Balan & Rizzo on The Labor Market of Political Intermediation

May 19, 2021 12:00PM

Dear all,
We are happy to invite you to the last meeting of the Latin American Working Group of the semester. In this meeting, Pablo Balán (Harvard University) and Tesalia Rizzo (UC Merced), will present their pre-analysis plan for their work on the labor market of political intermediation.
Pablo Balán is a PhD Candidate in the Department of Government at Harvard University. He specializes in the political economy of developing countries, with a substantive focus on state capacity and social networks, a methodological focus on field experiments, and a regional focus on Sub-Saharan Africa and Latin America.
Tesalia Rizzo (for those who weren't lucky enough to know her at the department) is an Assistant Professor of Political Science at the University of California, Merced, as well as a Research Affiliate at MIT Governance Lab and at the Stanford Governance Project. She studies topics in comparative political behavior and political economy using a variety of techniques such as field experiments, surveys, interviews, and observational data.

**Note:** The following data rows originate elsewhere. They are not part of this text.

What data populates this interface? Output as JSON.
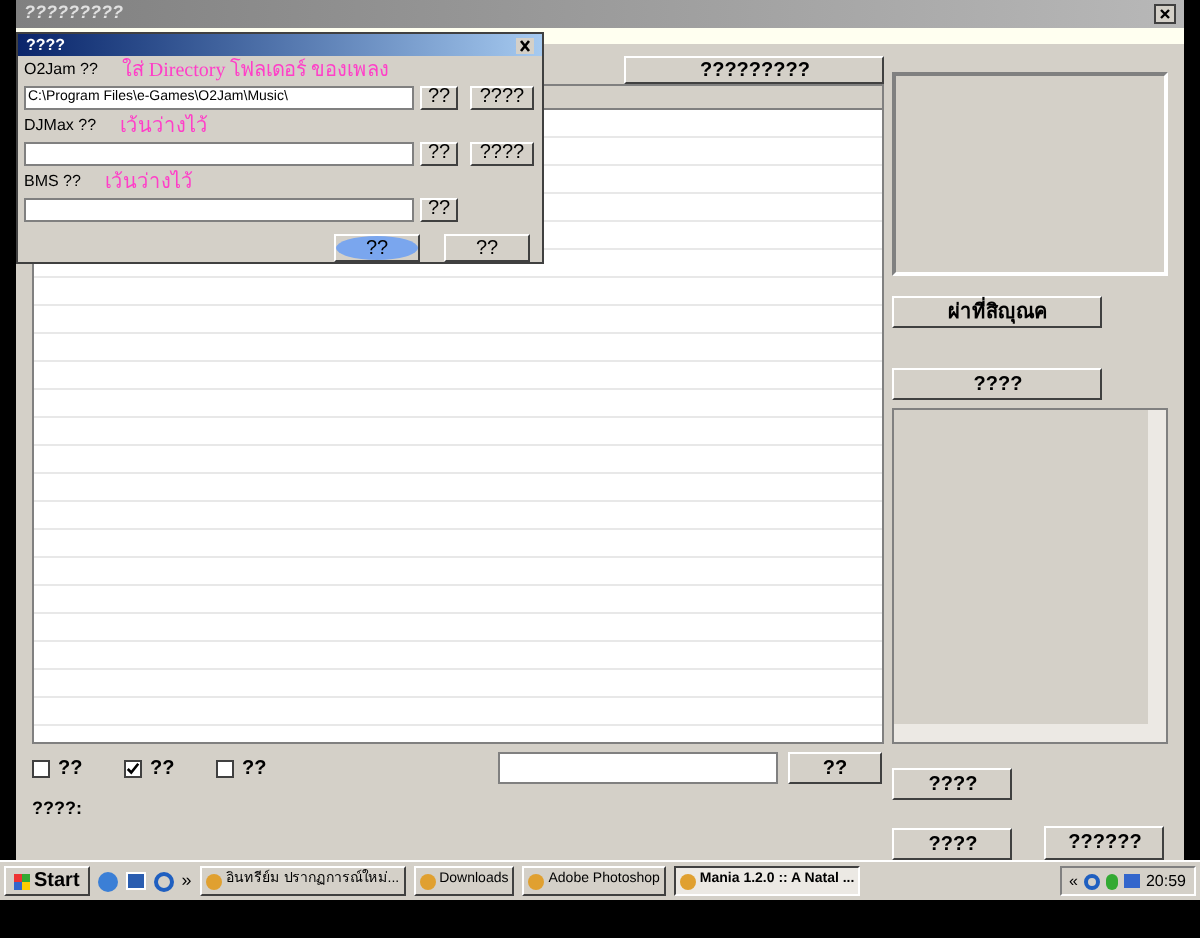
{
  "window": {
    "title": "?????????",
    "tab_button": "?????????"
  },
  "right_panel": {
    "buttons": [
      "ผ่าที่สิญุณค",
      "????"
    ]
  },
  "options": [
    {
      "label": "??",
      "checked": false
    },
    {
      "label": "??",
      "checked": true
    },
    {
      "label": "??",
      "checked": false
    }
  ],
  "bottom": {
    "send_button": "??",
    "status_label": "????:",
    "side_buttons": [
      "????",
      "????"
    ],
    "corner_button": "??????"
  },
  "dialog": {
    "title": "????",
    "rows": [
      {
        "label": "O2Jam ??",
        "note": "ใส่ Directory โฟลเดอร์ ของเพลง",
        "value": "C:\\Program Files\\e-Games\\O2Jam\\Music\\",
        "buttons": [
          "??",
          "????"
        ]
      },
      {
        "label": "DJMax ??",
        "note": "เว้นว่างไว้",
        "buttons": [
          "??",
          "????"
        ]
      },
      {
        "label": "BMS ??",
        "note": "เว้นว่างไว้",
        "buttons": [
          "??"
        ]
      }
    ],
    "ok_button": "??",
    "cancel_button": "??"
  },
  "taskbar": {
    "start": "Start",
    "more": "»",
    "tasks": [
      {
        "label": "อินทรีย์ม ปรากฏการณ์ใหม่...",
        "selected": false
      },
      {
        "label": "Downloads",
        "selected": false
      },
      {
        "label": "Adobe Photoshop",
        "selected": false
      },
      {
        "label": "Mania 1.2.0 :: A Natal ...",
        "selected": true
      }
    ],
    "tray_more": "«",
    "clock": "20:59"
  }
}
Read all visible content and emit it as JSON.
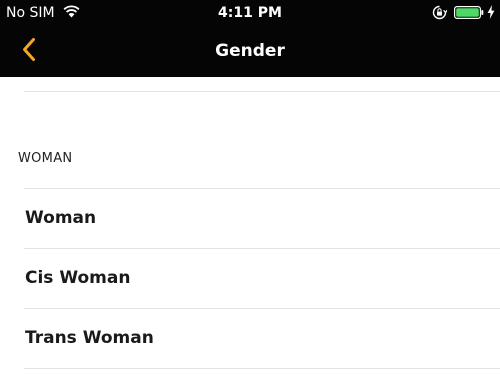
{
  "status_bar": {
    "carrier": "No SIM",
    "time": "4:11 PM",
    "battery_color": "#4cd964"
  },
  "nav": {
    "title": "Gender",
    "accent_color": "#f5a623"
  },
  "section": {
    "header": "WOMAN",
    "items": [
      {
        "label": "Woman"
      },
      {
        "label": "Cis Woman"
      },
      {
        "label": "Trans Woman"
      }
    ]
  }
}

WHAT: Pre-Analysis Plan: The Labor Market of Political Intermediation
Most research characterizes political intermediaries as the mobilizing arm of political parties during elections (Stokes et al. 2013). Recent research highlights that, in modern democracies, most political brokers maintain full-time labor contracts with political parties (e.g., Brierley and Nathan 2020). However, we lack a long-term view of the professional trajectories of political intermediaries. We use a unique dataset of party brokers active in the late 1990s in Mexico to study how these employment relations evolve over time and the economic returns of working as a party broker. We ask: What are the opportunity costs in becoming a political intermediary, relative to choosing another profession? What are the risks and returns to a career as an intermediary? What kind of individual opts for this profession? Do brokers aspire to continue in their job or use their position as a platform to pursue other political positions?
To tackle these questions, we seek to implement a life history approach. Our sampling frame is the full roster of party brokers affiliated with a large Mexican political party who were active in the state of Nuevo León circa 1997 (N=2,142). The data include individuals’ name, phone number, address, and occupation. Using a larger dataset with information about all party sympathizers (N=811,000) and employing matching techniques, we will create a ‘control’ group of party sympathizers who were not party brokers at the time as a contrast. The latter dataset also contains a loyalty score assigned by the party on the basis of attendance, which will allow us to study the role of this important factor on brokers’ careers.
We seek to conduct two surveys. First, we will conduct a phone survey to track party brokers’ and sympathizers’ employment history since 1997. The survey contains detailed modules to assess their labor trajectories, political involvement and some personal traits. The phone survey is schedule for July 2021. Second, we will invite the survey respondents to answer a longer online survey that attempts at gauging diverse psychological traits of these two groups drawing from current psychological theories of social status (Henrich and Gil-White, 2001).